Spin is synchronized by longitudinal wave frequency (wave center off node is the cause for spin).  It is a resonance frequency and it needs to be an integer of a periodic function.  An analogy is a carousel.  The longitudinal wave frequency must match the spinning frequency of the carousel to effectively push the horse at the right time.  Otherwise, energy passes through and is not converted to spin energy.

Resonance Example- longitudinal wave passes through carousel without pushing horse if not at the right frequency

Resonance Example: longitudinal wave passes through carousel without pushing horse if not at the right frequency

 

Longitudinal wave amplitude can increase and cause faster spin, but it can only be 1x, 2x, 3x, etc in integers, because the rotation must match the periodic frequency of longitudinal waves. E.g. 2x wave amplitude is 2x rotational spin; but 1.5x wave amplitude is still only 1x rotational spin.  Thus, the electron would fall back to the 1s orbital, vibrating into position and creating a new photon with this transverse energy as it settles back to 1s.

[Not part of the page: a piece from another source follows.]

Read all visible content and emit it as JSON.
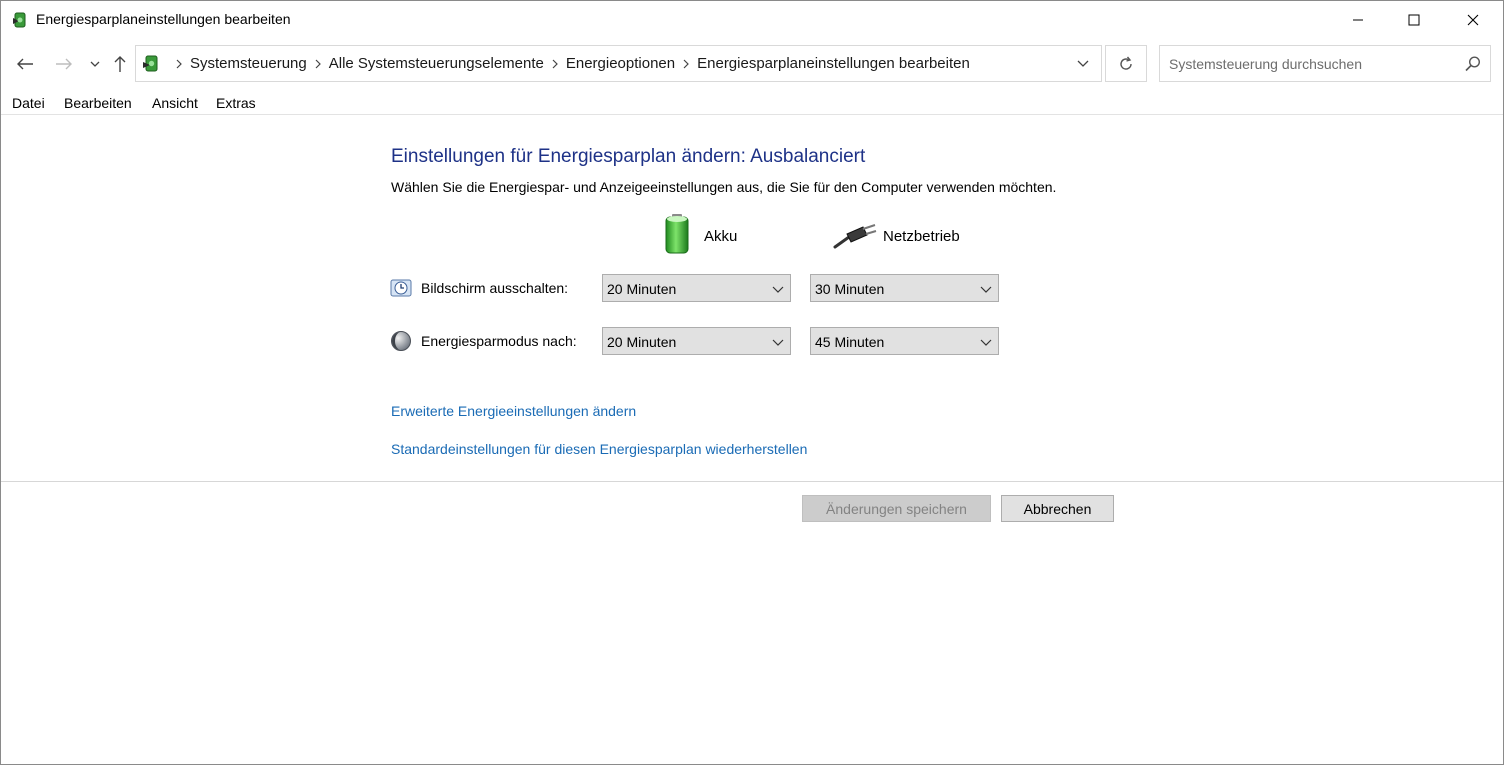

Resonance Example- longitudinal wave pushes horse, transferring longitudinal energy to transverse energy

Resonance Example: longitudinal wave pushes horse, transferring longitudinal energy to transverse energy

 

This explanation of spin and resonance frequency can now be modeled mathematically.  First, the standard force equation for the axial, repelling force is shown again for a proton resonating with longitudinal waves.

Repelling force equation for proton with standard (1x) spin

Repelling force equation for proton with standard (1x) spin

 

This is compared to a proton that absorbs a photon, which is transverse energy, causing the spin of the proton to change.  If the energy is sufficient to reach two revolutions per longitudinal wavelength (2x), it can now continue to spin at that frequency.  The equation is shown below.  The fine structure (αe) is the wave amplitude change between quarks for the strong force, which is now modified to be 2x greater for each quark in axial alignment.  Note that it is the inverse of the fine structure constant that is the increase in wave amplitude or (αe/2).

Repelling force equation for proton with 2x spin

Repelling force equation for proton with 2x spin

 

Although the equations to arrive at the force are different, the net result is exactly the same force for both Cause #1 and Cause #2.

 


 

Proof

Proof of the energy wave explanation for the quantum leap is:

 

Zeeman Effect

The second proof comes from experiments proven that demonstrate the Zeeman effect, where spectral lines are different under a magnetic field on an atom.  The increased spin on particles changes the resonance frequency, thus changing the orbital distance.  A constant magnetic force is a transverse wave that either increases or decreases the proton’s spin depending on the direction of proton’s spin relative to the magnetic spin.  This causes the electron to be further from the nucleus (when proton spin and magnetic spin are aligned) or closer to the nucleus (when proton and magnetic spin are opposite).  This is illustrated below.

Proton under magnetic influence changes the orbital distance (spectral lines) known as the Zeeman Effect

Proton under magnetic influence changes the orbital distance (spectral lines) known as the Zeeman Effect